As promised, here is the first of many (I hope) guest blogs from readers sharing their own confidence stories or thoughts. This one is from Gill — please feel free to ask her any questions in the comments section! Over to you Gill:
Regaining my confidence after a break from riding has been interesting. I learned to ride at the age of 24 in 1974, whilst working as a nurse, my students used to point out all the people in the orthopaedic ward who had fallen off horses!! Not a great start.
Anyway I continued and took BHS stage 1 and 2 in 1976/77 before cutting back on my riding to have a family.
My second daughter was instrumental in me buying our first pony – we still have this pony – now 26.
Kit was never an easy ride, spooky and a “forwardaholic” – extreme right brained extrovert in Parelli terms. No standstill and few brakes round the show jumps, but we love her and didn’t at that point want her any different.
The pony was wonderful once you learned to push the right buttons and all I did was think what i wanted to do and she would oblige – so subtle were the aids.
Over the year however I fell off her quite often – usually when walking round the sand school or fields as she was very quick to out focus me and gradually I lost my previous confidence. Even riding our very laid back cob was at first challenging – he is very inquisitive and always has his pricked forward – now if that had been Kit I knew I had lost her attention and she was about to spook at something. However Dougal was a gem and we would happily hack out with friends or alone. We started western riding and dabbled with the Parelli training methods. I could ride Dougal with just seat and leg aids – no reins required.
Then my older daughter took him to Devon so that left me with Kit who was still dumping me on the floor occasionally. Eventually Kit went to be with my youngest daughter in Littlehampton. So I was horseless and happy after years of looking after them and driving around the country with my daughter competing. It was quite enjoyable for a year or 2, then we went to James Roberts Foundation Station in Wiltshire to have my daughters ex-show jumper restarted. (That is another story of broken confidence).

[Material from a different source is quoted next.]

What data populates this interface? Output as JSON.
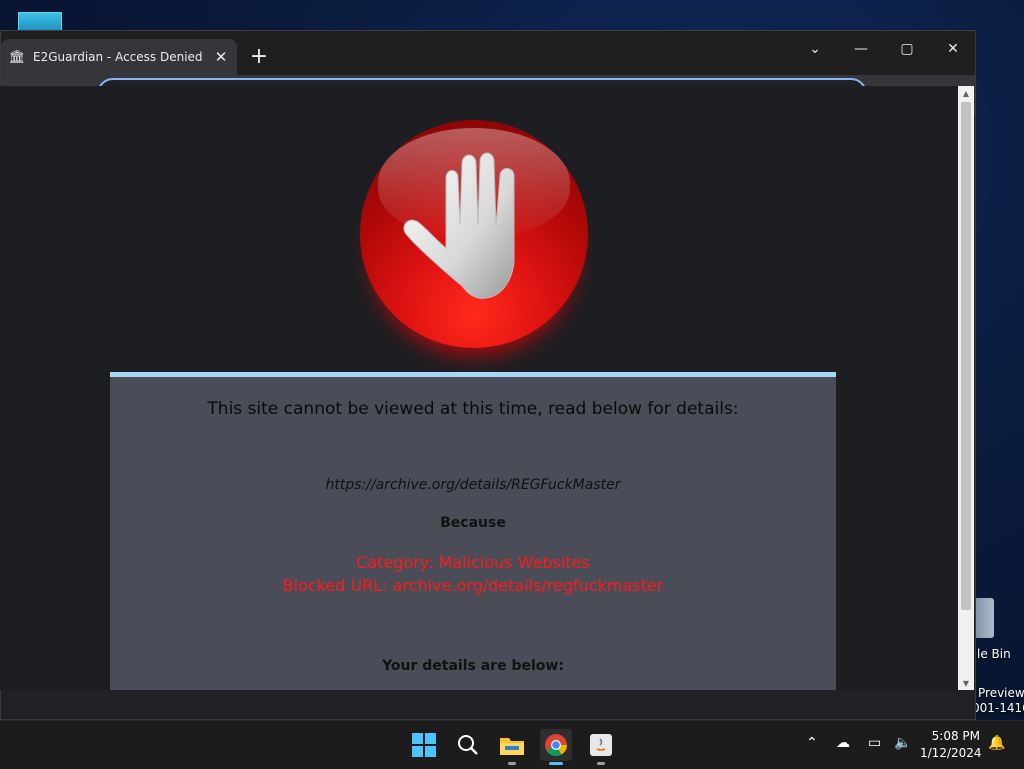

James is a 3* Parelli professional and is brilliant at getting down to the nitty gritty of problems and making a plan for you to work through to gain confidence by working with the horse and not against it.
In August this year we took a youngster to James to be started and took the show jumper for an Experience week. Watching this and the other students got me so enthusiastic that I wanted to join in! As my pony is semi-retired I went home to look for something to ride – my friend offered her hafflinger.
This pony is 14.1 so small enough for me to feel safe on, I started having western lessons on her and am really enjoying the experience. Even after only 3 lessons my instructor can see a difference, the instructor understands my lack of confidence and we work together so I feel safe.
Other things have helped – Cathy’s blog has been inspirational and I have been re-reading Mary Wanless’s book “Ride with your Mind Essentials” – lots of exercises to improve core strength, correct breathing and improving posture.
What I visualise is the JRFS students doing an exercise to improve jumping turns and prepare the horse for canter pirouettes, I was virtually riding these whilst watching them – as I knew I could do this in the past and there is no reason why I can’t do it again. In my last western lesson I was loping quite happily round cones and felt very secure – this is what I will remember next time and gradually build on this.
I have recently ridden Dougal and Kit and have now bought another little cob – Benny – to continue my journey. Benny and I will be going to James Roberts next April to improve together and hopefully learn some more strategies for being safe and secure in the saddle and have some fun.
The photo is of me on Dougal – with my tongue out I was concentrating so hard! I will get some of Benny and me together once has settled in.
Thanks for the article Gill! The more we share our confidence stories and realise we are not alone, and that there are many paths to confidence — the more confident we can all be about our futures with our horses.